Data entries
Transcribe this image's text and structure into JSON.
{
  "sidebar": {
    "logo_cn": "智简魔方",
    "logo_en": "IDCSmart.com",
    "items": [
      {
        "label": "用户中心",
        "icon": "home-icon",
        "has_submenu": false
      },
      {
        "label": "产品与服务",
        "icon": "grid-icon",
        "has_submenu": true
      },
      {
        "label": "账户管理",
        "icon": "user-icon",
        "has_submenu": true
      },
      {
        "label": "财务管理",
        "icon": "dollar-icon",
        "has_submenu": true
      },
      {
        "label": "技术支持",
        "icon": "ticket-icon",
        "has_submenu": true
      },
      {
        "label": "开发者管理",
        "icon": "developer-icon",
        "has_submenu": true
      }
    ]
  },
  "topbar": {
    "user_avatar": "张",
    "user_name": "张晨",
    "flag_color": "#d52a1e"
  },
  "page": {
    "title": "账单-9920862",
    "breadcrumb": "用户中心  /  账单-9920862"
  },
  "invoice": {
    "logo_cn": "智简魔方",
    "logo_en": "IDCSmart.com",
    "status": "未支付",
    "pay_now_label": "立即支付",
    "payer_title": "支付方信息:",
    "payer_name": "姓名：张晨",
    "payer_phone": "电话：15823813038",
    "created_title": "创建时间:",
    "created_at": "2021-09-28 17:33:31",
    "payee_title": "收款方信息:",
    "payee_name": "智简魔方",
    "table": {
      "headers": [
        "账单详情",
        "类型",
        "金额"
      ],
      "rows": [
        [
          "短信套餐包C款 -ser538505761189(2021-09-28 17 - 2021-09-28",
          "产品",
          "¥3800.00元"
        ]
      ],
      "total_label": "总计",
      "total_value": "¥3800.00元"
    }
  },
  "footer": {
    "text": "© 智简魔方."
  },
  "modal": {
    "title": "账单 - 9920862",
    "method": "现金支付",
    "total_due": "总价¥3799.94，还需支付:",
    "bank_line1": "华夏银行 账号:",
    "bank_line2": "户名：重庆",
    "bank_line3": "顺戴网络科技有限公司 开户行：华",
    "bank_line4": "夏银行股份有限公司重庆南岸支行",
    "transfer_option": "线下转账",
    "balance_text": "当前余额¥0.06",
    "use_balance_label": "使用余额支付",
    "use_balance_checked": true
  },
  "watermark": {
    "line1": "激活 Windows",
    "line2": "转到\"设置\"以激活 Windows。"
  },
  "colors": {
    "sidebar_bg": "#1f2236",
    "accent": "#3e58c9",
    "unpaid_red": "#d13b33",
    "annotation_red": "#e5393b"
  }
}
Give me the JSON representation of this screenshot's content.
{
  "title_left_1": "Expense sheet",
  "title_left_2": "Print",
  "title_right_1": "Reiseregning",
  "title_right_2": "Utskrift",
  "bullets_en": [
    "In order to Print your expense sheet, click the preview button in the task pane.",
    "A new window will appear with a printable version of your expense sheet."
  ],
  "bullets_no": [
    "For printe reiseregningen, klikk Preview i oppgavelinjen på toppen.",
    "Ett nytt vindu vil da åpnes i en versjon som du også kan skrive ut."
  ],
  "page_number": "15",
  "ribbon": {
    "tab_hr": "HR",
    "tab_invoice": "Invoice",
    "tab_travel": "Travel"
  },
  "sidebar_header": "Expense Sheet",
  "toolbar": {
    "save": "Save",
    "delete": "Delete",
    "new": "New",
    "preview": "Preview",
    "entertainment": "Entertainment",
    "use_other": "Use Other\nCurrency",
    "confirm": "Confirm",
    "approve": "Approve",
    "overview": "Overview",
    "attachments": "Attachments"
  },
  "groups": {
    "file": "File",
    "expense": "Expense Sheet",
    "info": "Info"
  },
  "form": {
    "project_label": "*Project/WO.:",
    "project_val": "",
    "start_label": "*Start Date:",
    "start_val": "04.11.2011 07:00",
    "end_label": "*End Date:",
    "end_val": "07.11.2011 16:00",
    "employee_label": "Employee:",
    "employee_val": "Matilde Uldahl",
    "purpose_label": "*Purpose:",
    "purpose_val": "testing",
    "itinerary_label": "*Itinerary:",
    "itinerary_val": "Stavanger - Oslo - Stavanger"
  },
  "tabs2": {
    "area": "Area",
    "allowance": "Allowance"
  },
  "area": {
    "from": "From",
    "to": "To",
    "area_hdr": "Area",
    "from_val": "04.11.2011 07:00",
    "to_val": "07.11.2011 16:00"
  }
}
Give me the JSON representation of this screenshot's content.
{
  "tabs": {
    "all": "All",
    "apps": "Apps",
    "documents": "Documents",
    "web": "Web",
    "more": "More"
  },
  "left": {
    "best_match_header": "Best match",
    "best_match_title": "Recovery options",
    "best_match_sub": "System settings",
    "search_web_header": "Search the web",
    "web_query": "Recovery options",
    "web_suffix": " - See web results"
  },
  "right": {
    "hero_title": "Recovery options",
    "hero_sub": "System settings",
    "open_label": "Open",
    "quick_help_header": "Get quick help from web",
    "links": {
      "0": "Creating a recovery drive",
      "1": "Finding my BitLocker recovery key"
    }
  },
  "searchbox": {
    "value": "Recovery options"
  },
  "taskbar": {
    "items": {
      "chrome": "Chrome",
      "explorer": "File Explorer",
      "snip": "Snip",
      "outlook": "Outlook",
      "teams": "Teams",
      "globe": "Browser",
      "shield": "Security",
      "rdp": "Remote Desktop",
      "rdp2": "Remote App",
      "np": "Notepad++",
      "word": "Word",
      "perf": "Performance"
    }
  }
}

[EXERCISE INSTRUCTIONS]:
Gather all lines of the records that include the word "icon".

[TASK ANSWER]:
        "icon": "home-icon",
        "icon": "grid-icon",
        "icon": "user-icon",
        "icon": "dollar-icon",
        "icon": "ticket-icon",
        "icon": "developer-icon",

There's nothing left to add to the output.